- [Your task] Pull out every line below that contains the word "Online".

________

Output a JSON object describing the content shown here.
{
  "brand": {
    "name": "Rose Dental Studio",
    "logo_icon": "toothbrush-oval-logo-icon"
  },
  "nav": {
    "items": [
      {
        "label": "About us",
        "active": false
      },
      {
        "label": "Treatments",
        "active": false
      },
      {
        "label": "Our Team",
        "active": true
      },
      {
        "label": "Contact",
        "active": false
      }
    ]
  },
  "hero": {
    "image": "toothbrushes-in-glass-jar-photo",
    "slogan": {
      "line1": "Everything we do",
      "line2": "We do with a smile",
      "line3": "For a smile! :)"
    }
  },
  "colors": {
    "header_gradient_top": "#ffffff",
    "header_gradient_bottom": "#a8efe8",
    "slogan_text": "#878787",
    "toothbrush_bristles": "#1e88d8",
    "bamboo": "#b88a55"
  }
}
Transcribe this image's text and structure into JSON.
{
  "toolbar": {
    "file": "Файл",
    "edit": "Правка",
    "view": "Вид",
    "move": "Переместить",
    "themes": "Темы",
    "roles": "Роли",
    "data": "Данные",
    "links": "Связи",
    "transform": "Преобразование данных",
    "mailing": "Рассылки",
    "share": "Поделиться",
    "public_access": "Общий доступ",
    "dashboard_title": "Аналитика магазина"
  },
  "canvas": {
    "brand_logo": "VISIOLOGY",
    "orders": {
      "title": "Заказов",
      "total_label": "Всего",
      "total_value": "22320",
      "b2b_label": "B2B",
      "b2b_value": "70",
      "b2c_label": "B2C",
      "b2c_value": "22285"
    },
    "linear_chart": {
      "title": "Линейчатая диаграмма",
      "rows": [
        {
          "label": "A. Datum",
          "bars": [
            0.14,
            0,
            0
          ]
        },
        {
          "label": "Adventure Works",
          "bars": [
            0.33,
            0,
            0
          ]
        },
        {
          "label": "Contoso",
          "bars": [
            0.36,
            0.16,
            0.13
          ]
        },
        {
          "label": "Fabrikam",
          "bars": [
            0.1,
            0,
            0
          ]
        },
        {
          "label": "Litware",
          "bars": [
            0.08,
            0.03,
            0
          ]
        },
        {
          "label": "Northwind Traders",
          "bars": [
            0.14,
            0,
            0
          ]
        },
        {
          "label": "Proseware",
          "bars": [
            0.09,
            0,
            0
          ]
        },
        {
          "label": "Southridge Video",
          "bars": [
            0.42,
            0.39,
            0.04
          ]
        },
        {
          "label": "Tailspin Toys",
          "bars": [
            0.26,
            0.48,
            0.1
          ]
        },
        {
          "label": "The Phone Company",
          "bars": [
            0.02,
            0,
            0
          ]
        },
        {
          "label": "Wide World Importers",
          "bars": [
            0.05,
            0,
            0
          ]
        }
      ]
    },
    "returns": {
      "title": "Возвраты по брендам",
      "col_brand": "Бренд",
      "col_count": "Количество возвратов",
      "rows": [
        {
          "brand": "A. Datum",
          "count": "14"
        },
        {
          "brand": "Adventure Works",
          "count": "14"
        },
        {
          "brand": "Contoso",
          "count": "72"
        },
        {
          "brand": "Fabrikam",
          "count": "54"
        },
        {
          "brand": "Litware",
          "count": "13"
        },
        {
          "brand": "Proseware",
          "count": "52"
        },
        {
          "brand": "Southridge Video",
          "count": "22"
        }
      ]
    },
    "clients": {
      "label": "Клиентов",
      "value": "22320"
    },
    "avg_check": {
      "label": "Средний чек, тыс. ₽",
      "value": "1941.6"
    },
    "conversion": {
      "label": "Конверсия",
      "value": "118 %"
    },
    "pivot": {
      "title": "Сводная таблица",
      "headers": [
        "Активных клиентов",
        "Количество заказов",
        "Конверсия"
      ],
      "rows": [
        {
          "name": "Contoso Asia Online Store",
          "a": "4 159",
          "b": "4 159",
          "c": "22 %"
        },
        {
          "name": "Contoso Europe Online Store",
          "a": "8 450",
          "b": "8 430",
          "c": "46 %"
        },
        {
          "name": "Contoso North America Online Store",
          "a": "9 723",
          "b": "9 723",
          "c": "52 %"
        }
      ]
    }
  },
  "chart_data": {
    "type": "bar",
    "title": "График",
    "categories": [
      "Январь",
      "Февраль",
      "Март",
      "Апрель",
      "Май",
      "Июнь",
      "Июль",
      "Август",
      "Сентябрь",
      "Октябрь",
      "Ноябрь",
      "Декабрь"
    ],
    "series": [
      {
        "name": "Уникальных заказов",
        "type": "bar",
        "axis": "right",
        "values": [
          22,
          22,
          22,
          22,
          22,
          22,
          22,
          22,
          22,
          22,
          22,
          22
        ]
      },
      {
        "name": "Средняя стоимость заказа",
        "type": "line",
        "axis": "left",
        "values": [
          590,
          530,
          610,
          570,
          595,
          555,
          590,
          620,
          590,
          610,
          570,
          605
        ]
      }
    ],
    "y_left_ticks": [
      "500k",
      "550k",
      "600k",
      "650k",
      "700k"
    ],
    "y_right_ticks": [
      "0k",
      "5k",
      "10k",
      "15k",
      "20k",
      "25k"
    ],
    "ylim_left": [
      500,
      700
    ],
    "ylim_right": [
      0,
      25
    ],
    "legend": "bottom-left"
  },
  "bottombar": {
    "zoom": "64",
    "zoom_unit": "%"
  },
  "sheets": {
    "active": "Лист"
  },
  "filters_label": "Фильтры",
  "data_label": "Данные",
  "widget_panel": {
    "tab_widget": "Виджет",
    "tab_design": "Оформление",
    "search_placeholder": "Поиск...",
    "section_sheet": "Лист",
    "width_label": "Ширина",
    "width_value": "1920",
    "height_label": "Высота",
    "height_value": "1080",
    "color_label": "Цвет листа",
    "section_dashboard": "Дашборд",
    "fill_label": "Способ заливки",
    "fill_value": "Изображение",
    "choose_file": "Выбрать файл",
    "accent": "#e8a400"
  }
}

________

- [Exercise solution]
          "name": "Contoso Asia Online Store",
          "name": "Contoso Europe Online Store",
          "name": "Contoso North America Online Store",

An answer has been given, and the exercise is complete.